The South Downs Area of Outstanding Natural Beauty is a nationally important conservation area, which contains a significant proportion (28%) of the South East calcareous grassland resource. The traditional calcareous grassland habitats characteristic of the Downland landscape have suffered significant losses since the Second World War, and the remaining sites are small, fragmented and confined to the more marginal areas, often the steeper slopes. The recreation and regeneration of these species-rich grasslands has become an important aim of regional conservation organisations, but the methods and mechanisms by which restoration sites could be identified has not been clarified. The work reported here aims, by the integration of landscape ecology and Geographical Information Systems, to develop a sound methodological approach for the targeting of sites for restoration and regeneration of calcareous grassland on the South Downs. The study examines temporal land use dynamics of the Downland and the predominant land conversion sequences are identified. Land management changes between 1971 and 1991 are assessed, and sites of unimproved grassland and those sites considered more marginal to modem intensive farming approaches are identified. The structure of the Downs landscape is investigated at the landscape, habitat and community level using fine-scale spatial data. Particular emphasis is placed upon the remaining calcareous resource and the extent of habitat loss and fragmentation is quantified. Analysis at the community level shows a clear relationship between community richness and habitat area. The analysis identifies key attributes of calcareous grassland sites and provides a baseline from which to formulate restoration targets and objectives. Finally, using fuzzy logic, a GIS-based Habitat Suitability Model is developed for use as a tool to support strategic landscape evaluation and to provide a method of identifying areas of search and site selection for targeted restoration. The approach models the relationships between specific grassland communities and landscape position, and is applied to the South Downs landscape in order to predict the nature of grassland communities likely to result from restoration efforts at specific sites.

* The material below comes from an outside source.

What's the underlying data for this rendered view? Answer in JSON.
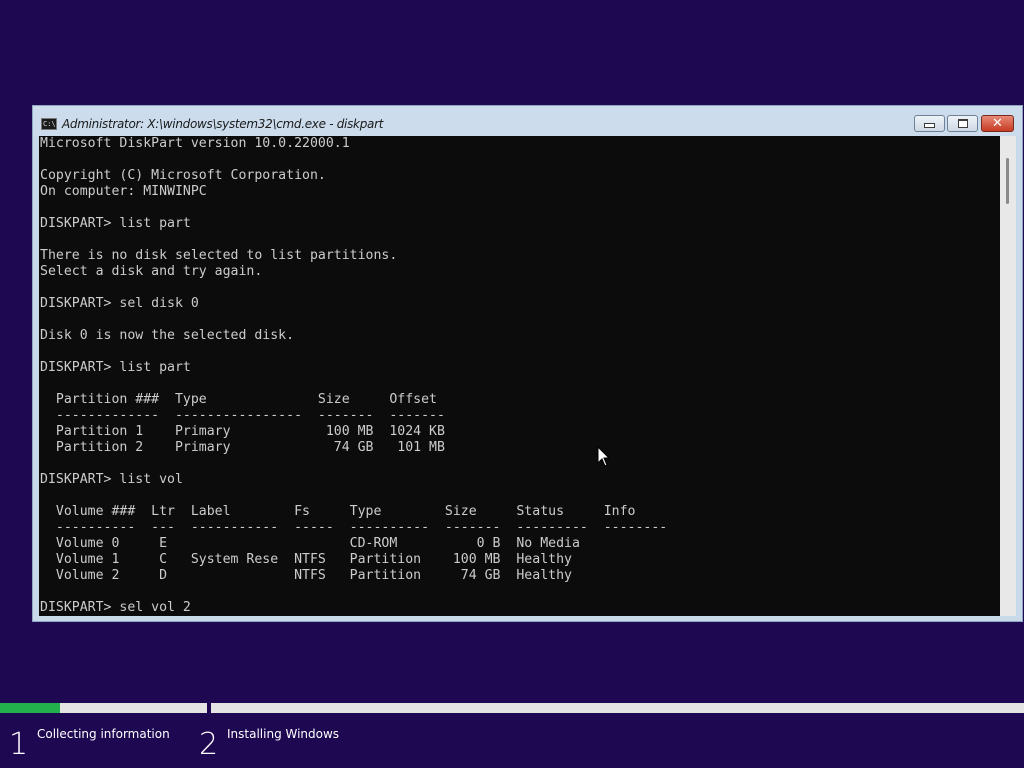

The measurement of the erosion of the chalk shore platform of East Sussex, the effect of coastal defence structures and the efficacy of macro scale bioerosive agents, by Claire Elizabeth Andrews, 2001 at Sussex University (Ph.D. thesis)

Surface crusting of soils from the South Downs in relation to soil erosion, by Jayashree Khanta, 2002 at Sussex University (Ph.D. thesis)

The ecological impacts of wild boar rooting in East Sussex, by Natasha K. E. Sims, 2006 at Sussex University (Ph.D. thesis)

The Historical Ecology of the River Arun and Its Beaches at Littlehampton, West Sussex: v. 169: 1000 Years of Change, by Brian Morton, published 29 February 2008 (iv + 198 pp., Oxfordshire: Ray Society, Bloxham, ISBN-10: 0903874407 & ISBN-13: 9780903874403) accessible at: British Library & West Sussex Libraries

Exploring soil erosion and biodiversity in multifunctional landscapes: A case study of the South Downs, UK, by Sarah Marie Bateman, 2009 at Nottingham University (Ph.D. thesis)

The River Adur and the Knepp Estate, by Richard Symonds, published March 2012 (18 pp., [Horsham ?]: Horsham District Archaeology Group)   Download PDF
As preparatory work to rewilding Adurwithin the Knepp Castle Estate, West Grinstead, by reinstating old meanders, consists of a history of that stretch of river